“I think they had gotten it from New York or Michigan or wherever they were from,” he told the Beast. “It was really the people who flew in from other places.”
He also said: “Everybody so far has responded to treatment with ivermectin … Bruce is doing well.”
The Beast said sources close to Boros said he was gravely ill at his Key West home. Attempts to contact Boros were unsucessful.
Ivermectin is an antiparasitic that has uses in humans but is predominantly used in livestock such as cows and horses. Authorities say it has no proven use against COVID-19 and can be dangerous if taken in large quantities. The U.S. Food and Drug Administration has not authorized or approved ivermectin as a COVID-19 treatment and has said clinical trials are continuing.

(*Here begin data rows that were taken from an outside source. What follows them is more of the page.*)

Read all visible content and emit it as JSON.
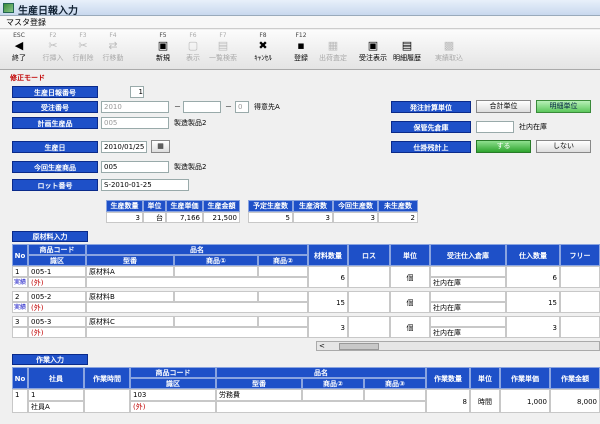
{
  "window": {
    "title": "生産日報入力"
  },
  "menu": {
    "label": "マスタ登録"
  },
  "toolbar": [
    {
      "key": "ESC",
      "label": "終了",
      "icon": "exit-icon",
      "glyph": "◀",
      "enabled": true
    },
    {
      "key": "F2",
      "label": "行挿入",
      "icon": "insert-row-icon",
      "glyph": "✂",
      "enabled": false
    },
    {
      "key": "F3",
      "label": "行削除",
      "icon": "delete-row-icon",
      "glyph": "✂",
      "enabled": false
    },
    {
      "key": "F4",
      "label": "行移動",
      "icon": "move-row-icon",
      "glyph": "⇄",
      "enabled": false
    },
    {
      "key": "F5",
      "label": "新規",
      "icon": "new-icon",
      "glyph": "▣",
      "enabled": true
    },
    {
      "key": "F6",
      "label": "表示",
      "icon": "view-icon",
      "glyph": "▢",
      "enabled": false
    },
    {
      "key": "F7",
      "label": "一覧検索",
      "icon": "list-search-icon",
      "glyph": "▤",
      "enabled": false
    },
    {
      "key": "F8",
      "label": "ｷｬﾝｾﾙ",
      "icon": "cancel-icon",
      "glyph": "✖",
      "enabled": true
    },
    {
      "key": "F12",
      "label": "登録",
      "icon": "save-icon",
      "glyph": "▪",
      "enabled": true
    },
    {
      "key": "",
      "label": "出荷査定",
      "icon": "shipping-icon",
      "glyph": "▦",
      "enabled": false
    },
    {
      "key": "",
      "label": "受注表示",
      "icon": "order-view-icon",
      "glyph": "▣",
      "enabled": true
    },
    {
      "key": "",
      "label": "明細履歴",
      "icon": "history-icon",
      "glyph": "▤",
      "enabled": true
    },
    {
      "key": "",
      "label": "実績取込",
      "icon": "import-icon",
      "glyph": "▩",
      "enabled": false
    }
  ],
  "form": {
    "status": "修正モード",
    "lbl_nippou": "生産日報番号",
    "nippou_val": "1",
    "lbl_juchu": "受注番号",
    "juchu_val": "2010",
    "juchu_mid": "",
    "juchu_small": "0",
    "tokuisaki": "得意先A",
    "lbl_hinmoku": "計画生産品",
    "hinmoku_code": "005",
    "hinmoku_name": "製造製品2",
    "lbl_date": "生産日",
    "date_val": "2010/01/25",
    "lbl_today": "今回生産商品",
    "today_code": "005",
    "today_name": "製造製品2",
    "lbl_lot": "ロット番号",
    "lot_val": "S-2010-01-25",
    "lbl_calc": "発注計算単位",
    "btn_total": "合計単位",
    "btn_detail": "明細単位",
    "lbl_dest": "保管先倉庫",
    "dest_code": "",
    "dest_name": "社内在庫",
    "lbl_reflect": "仕掛残計上",
    "btn_yes": "する",
    "btn_no": "しない"
  },
  "summary": {
    "headers": [
      "生産数量",
      "単位",
      "生産単価",
      "生産金額"
    ],
    "values": [
      "3",
      "台",
      "7,166",
      "21,500"
    ],
    "headers2": [
      "予定生産数",
      "生産済数",
      "今回生産数",
      "未生産数"
    ],
    "values2": [
      "5",
      "3",
      "3",
      "2"
    ]
  },
  "materials": {
    "title": "原材料入力",
    "headers": {
      "no": "No",
      "code": "商品コード",
      "type": "識区",
      "name": "品名",
      "spec": "型番",
      "sub1": "商品①",
      "sub2": "商品②",
      "qty": "材料数量",
      "loss": "ロス",
      "unit": "単位",
      "wh": "受注仕入倉庫",
      "stock": "仕入数量",
      "free": "フリー"
    },
    "rows": [
      {
        "no": "1",
        "status": "実績",
        "code": "005-1",
        "kind": "(外)",
        "name": "原材料A",
        "qty": "6",
        "unit": "個",
        "wh": "社内在庫",
        "stock": "6"
      },
      {
        "no": "2",
        "status": "実績",
        "code": "005-2",
        "kind": "(外)",
        "name": "原材料B",
        "qty": "15",
        "unit": "個",
        "wh": "社内在庫",
        "stock": "15"
      },
      {
        "no": "3",
        "status": "",
        "code": "005-3",
        "kind": "(外)",
        "name": "原材料C",
        "qty": "3",
        "unit": "個",
        "wh": "社内在庫",
        "stock": "3"
      }
    ]
  },
  "work": {
    "title": "作業入力",
    "headers": {
      "no": "No",
      "staff": "社員",
      "time": "作業時間",
      "code": "商品コード",
      "type": "識区",
      "name": "品名",
      "spec": "型番",
      "sub1": "商品②",
      "sub2": "商品③",
      "qty": "作業数量",
      "unit": "単位",
      "price": "作業単価",
      "amount": "作業金額"
    },
    "rows": [
      {
        "no": "1",
        "staff_code": "1",
        "staff": "社員A",
        "code": "103",
        "kind": "(外)",
        "name": "労務費",
        "qty": "8",
        "unit": "時間",
        "price": "1,000",
        "amount": "8,000"
      }
    ]
  }
}
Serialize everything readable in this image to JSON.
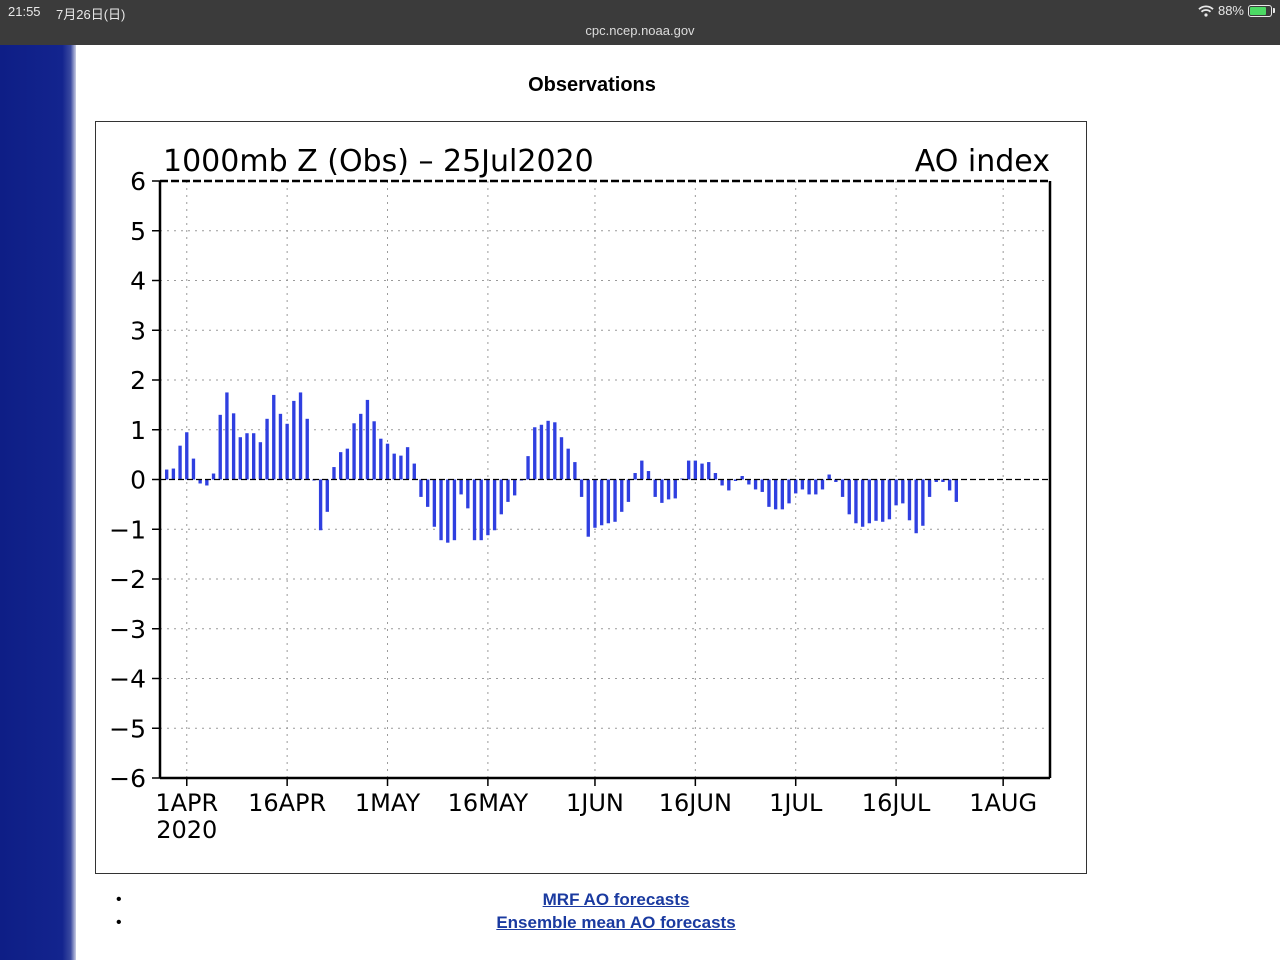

Boros has claimed on Facebook ivermectin is “working where it’s being used around the world” as a COVID-19 treatment.
In the same social media post, he condemned Dr Anthony Fauci, Joe Biden’s chief medical adviser, as “a fraud” and said “big pharma is playing us for suckers”.
At the summit in Ocala, Boros criticized his 97-year-old father for getting a COVID-19 vaccine, saying: “He had been brainwashed … He got it. He didn’t tell me. I was very upset. I wanted to give him a spanking. He got both jabs.”
Earlier this year, a significant study supporting ivermectin as a COVID-19 treatment was withdrawn after data was found to have been falsified and patients non-existent.
The FDA recommends people should “never use medications intended for animals on yourself or other people. Animal ivermectin products are very different from those approved for humans. Use of animal ivermectin for the prevention or treatment of COVID-19 in humans is dangerous.”
Diane Beruldsen, president of the Stock Island Association, talks with News Director Joe Moore and Chuck Thomas about a request the group has of Monroe County.
On Morning Magazine,
• Pasta Pantaleo, Sea Turtle Gallery and Gifts owner
• Steve Estes, The News Barometer Editor and Publisher
• J.W. Cooke, Key West Citizen Managing Editor
• Adrienne Z, Florida Keys singer-songwriter
• Chris Seymour, Key West Citizen Executive Editor
On Evening Edition, host Ron Saunders talks with publicist Carol Tedesco about the numerous holiday events scheduled throughout the Florida Keys.